A green iguana (Iguana iguana rhinolopa), about 2 years old, died at the Saitama Children's Zoo in May 1996. During the autopsy, 3, 940 nematodes were isolated from the stomach. The parasites were grayish white. Male body length was 2.73±0.36mm; male body depth was 0.45±0.10mm. Female body length was 3.81±0.86mm; female body depth was 0.45±0.10 mm. The nematodes' surfaces were marked with distinct horizontal stripes. Each had a mouth with two lateral lips; an esophagus consisting of an anterior portion and a posterior portion ending in a bulb; and a single, long spicule without a guburnaculum. Oval eggs (120×150×50μm) had micropyles and asymmetrical walls. On the basis of these findings, the nematodes were identified as Ozolaimus megatyphlon.

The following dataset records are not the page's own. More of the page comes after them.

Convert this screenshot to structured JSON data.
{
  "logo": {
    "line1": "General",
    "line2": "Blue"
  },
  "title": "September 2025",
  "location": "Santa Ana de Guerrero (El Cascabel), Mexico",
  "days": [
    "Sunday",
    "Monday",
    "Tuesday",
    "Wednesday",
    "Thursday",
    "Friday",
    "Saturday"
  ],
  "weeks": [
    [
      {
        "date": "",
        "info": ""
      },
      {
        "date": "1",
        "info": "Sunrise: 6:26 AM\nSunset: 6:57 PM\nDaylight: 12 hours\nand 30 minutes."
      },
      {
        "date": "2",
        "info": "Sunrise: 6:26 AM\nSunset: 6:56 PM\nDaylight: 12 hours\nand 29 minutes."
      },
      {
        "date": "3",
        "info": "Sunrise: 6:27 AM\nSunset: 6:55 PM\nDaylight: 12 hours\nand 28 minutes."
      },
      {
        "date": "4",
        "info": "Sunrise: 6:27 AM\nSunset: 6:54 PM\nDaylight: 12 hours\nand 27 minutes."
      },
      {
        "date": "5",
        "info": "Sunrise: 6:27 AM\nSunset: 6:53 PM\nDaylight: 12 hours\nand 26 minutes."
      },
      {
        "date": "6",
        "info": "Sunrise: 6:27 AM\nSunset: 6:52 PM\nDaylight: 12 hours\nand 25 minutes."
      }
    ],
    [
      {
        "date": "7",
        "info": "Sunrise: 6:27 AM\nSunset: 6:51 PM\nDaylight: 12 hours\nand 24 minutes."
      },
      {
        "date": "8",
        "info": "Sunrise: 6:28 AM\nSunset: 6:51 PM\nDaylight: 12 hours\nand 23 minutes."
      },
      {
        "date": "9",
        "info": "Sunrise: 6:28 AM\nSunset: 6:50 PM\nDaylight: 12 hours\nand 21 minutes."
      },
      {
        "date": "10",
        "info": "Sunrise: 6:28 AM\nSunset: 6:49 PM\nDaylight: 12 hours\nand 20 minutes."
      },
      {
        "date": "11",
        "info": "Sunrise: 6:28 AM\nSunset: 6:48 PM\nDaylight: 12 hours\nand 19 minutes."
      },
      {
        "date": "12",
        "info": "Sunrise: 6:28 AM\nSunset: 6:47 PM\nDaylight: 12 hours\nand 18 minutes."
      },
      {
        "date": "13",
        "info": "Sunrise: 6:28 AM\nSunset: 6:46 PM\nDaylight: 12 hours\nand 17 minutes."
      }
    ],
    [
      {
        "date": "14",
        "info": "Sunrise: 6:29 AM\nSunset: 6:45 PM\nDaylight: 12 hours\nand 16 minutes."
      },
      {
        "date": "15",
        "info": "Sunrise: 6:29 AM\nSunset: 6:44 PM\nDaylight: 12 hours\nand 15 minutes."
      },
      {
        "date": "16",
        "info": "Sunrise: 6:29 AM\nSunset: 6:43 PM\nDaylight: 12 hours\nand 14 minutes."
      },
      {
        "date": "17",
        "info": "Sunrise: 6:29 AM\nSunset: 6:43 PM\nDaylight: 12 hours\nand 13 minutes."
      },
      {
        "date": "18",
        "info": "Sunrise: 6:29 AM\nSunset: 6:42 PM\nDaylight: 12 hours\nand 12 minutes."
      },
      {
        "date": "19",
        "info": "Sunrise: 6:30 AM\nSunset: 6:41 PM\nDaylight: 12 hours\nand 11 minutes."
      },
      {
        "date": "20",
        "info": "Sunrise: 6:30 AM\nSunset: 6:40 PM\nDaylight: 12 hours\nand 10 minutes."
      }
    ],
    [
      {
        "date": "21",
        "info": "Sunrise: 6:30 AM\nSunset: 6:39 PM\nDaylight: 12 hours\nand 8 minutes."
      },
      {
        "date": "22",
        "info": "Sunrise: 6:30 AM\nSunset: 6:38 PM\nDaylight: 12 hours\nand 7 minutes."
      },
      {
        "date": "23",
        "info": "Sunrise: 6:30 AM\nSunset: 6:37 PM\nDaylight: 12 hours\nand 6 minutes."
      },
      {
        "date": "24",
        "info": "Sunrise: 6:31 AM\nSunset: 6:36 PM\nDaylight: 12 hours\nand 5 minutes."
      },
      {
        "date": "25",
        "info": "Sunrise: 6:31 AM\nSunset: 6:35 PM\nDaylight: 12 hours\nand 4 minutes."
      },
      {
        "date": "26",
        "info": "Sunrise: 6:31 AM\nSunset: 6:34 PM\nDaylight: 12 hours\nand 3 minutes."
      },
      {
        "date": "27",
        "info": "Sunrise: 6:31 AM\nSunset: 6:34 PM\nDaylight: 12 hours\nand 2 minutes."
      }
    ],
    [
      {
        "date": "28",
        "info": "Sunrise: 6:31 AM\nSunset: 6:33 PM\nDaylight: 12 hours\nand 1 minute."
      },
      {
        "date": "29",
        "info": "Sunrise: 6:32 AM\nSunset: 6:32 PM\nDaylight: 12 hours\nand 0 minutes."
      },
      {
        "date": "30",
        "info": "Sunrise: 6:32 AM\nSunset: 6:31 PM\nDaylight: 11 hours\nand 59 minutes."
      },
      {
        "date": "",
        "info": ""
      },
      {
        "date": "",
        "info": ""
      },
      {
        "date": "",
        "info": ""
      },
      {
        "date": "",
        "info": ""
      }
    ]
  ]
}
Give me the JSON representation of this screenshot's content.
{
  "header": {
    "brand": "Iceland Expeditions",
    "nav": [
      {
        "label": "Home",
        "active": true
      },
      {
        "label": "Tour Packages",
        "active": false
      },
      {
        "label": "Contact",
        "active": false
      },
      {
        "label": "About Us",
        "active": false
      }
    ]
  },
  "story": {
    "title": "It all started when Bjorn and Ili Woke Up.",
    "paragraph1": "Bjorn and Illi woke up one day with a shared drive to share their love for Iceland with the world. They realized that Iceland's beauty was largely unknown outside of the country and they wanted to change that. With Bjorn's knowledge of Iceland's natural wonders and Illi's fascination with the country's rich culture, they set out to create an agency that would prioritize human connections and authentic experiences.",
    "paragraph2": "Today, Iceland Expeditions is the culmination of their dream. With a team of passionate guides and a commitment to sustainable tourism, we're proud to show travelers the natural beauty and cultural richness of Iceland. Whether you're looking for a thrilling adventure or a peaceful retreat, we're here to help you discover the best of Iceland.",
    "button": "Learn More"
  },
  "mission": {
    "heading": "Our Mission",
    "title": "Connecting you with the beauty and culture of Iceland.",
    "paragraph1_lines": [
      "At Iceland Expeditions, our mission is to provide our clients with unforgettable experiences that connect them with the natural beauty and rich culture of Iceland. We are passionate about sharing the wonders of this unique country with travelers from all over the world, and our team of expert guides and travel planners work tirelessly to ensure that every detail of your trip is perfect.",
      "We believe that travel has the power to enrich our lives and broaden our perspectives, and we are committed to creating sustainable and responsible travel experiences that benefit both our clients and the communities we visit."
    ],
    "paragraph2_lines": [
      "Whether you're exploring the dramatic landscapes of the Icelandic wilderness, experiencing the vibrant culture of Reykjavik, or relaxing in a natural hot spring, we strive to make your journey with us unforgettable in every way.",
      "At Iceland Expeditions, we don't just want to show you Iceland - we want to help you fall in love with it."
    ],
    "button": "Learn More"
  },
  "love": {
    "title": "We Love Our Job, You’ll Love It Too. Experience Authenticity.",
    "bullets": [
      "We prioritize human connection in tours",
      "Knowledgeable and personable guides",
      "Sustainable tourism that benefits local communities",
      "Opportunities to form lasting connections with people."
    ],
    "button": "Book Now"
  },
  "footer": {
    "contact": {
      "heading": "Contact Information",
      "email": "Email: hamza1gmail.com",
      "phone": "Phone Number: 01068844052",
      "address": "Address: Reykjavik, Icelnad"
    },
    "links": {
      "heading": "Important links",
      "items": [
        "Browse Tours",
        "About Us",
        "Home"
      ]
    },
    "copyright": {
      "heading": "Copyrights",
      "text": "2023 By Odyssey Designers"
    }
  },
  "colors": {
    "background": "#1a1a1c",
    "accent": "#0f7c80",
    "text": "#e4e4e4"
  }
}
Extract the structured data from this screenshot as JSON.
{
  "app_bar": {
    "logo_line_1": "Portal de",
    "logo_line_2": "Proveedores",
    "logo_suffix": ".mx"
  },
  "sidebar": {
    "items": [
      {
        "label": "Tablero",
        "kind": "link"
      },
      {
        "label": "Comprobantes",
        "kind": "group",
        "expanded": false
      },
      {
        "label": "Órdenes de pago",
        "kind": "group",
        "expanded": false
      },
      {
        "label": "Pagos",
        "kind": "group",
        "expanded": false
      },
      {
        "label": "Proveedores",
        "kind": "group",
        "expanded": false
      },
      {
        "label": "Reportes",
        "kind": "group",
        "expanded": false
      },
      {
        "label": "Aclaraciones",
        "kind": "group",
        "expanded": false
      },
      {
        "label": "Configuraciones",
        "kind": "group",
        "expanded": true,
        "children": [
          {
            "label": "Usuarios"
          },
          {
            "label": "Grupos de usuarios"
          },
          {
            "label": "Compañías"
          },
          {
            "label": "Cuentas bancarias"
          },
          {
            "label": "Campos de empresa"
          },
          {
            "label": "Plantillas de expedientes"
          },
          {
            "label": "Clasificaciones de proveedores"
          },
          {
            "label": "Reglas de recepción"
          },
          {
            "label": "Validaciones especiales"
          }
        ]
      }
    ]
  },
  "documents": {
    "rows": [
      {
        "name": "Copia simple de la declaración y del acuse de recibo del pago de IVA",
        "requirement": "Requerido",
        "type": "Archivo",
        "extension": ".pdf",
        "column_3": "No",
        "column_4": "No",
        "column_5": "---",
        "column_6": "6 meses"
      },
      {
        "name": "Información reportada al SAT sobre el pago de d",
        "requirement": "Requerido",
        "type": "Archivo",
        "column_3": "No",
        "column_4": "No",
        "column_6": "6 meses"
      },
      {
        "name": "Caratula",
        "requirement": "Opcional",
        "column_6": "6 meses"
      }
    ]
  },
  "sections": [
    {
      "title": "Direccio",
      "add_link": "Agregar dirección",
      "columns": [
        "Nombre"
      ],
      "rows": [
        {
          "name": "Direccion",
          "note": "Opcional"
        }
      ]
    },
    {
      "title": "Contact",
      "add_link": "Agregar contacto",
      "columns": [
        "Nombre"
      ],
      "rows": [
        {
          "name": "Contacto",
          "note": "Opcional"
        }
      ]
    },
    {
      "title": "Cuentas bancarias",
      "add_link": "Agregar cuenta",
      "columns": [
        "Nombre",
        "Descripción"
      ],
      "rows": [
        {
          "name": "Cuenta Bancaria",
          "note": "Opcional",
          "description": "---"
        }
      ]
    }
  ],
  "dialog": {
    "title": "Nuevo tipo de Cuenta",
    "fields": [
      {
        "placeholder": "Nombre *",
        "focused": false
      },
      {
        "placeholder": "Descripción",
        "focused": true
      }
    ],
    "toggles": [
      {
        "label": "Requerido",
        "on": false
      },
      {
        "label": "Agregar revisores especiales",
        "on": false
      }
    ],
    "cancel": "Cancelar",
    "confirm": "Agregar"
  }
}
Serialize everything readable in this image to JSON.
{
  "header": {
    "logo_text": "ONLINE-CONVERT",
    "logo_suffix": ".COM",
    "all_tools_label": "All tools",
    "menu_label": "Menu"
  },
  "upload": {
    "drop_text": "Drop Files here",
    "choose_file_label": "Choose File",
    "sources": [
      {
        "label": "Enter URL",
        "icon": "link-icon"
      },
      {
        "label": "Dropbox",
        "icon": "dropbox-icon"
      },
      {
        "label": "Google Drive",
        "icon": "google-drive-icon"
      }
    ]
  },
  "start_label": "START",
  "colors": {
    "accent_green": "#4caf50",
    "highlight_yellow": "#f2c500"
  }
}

Rhodococcus equi (R. equi) was isolated from 4.6 and 4.1% of the mandibular lymph nodes of pigs in Kagoshima and Aomori Prefectures. Virulence of the isolates was investigated by means of immu-noblotting with a monoclonal antibody against a 20-kDa virulence-associated antigen. Most isolates were intermediately virulent manifesting a 20-kDa antigen. As a result of analysis by means of plasmid-DNA restriction cleavage patterns, isolates with the 20-kDa antigen from Kagoshima, Aomori and Miyagi Prefectures were divided into 8 types. Three of the 8 types were observed commonly in the isolates of 3 Prefectures. Of Kagoshima isolates, 94.9%, 63.1% of Aomori isolates and 74.7% of Miyagi isolates were typed as these 3 types. Intermediately virulent R. equi was isolated from the environment of a pig-breeding farm in Kagoshima Prefecture and one plasmid type of soil isolates was proved identical with that of isolates from pigs on the farm. This investigation shows that intermediately virulent R. equi was almost equally prevalent in the mandibular lymph nodes of pigs in Kagoshima, Aomori and Miyagi Prefectures. The role of soil might be significant in distribution of intermediately virulent R. equi in pig-breeding farms.
Examinations were made to know the distribution of gross and histopathological lesions in 74 slaughtered swine suspected of atypical mycobacteriosis (in Hamamatsu). Gross lesions first appeared at the mesenteric lymph nodes and extended to the liver, then to the lungs and spleen, and then to the kidneys and somatic lymph nodes. When lesions were present on the lungs and spleen, it was highly probable that histopathologic lesions would be present on the somatic lymph nodes. In some cases, histopathologic lesions occurred on some parenchymatous organs and somatic lymph nodes, even when gross lesions occurred on only one parenchymatous organ. These findings make it clear that, for the sake of correct diagnosis, thorough examinations, including histopathologic tests, must be conducted.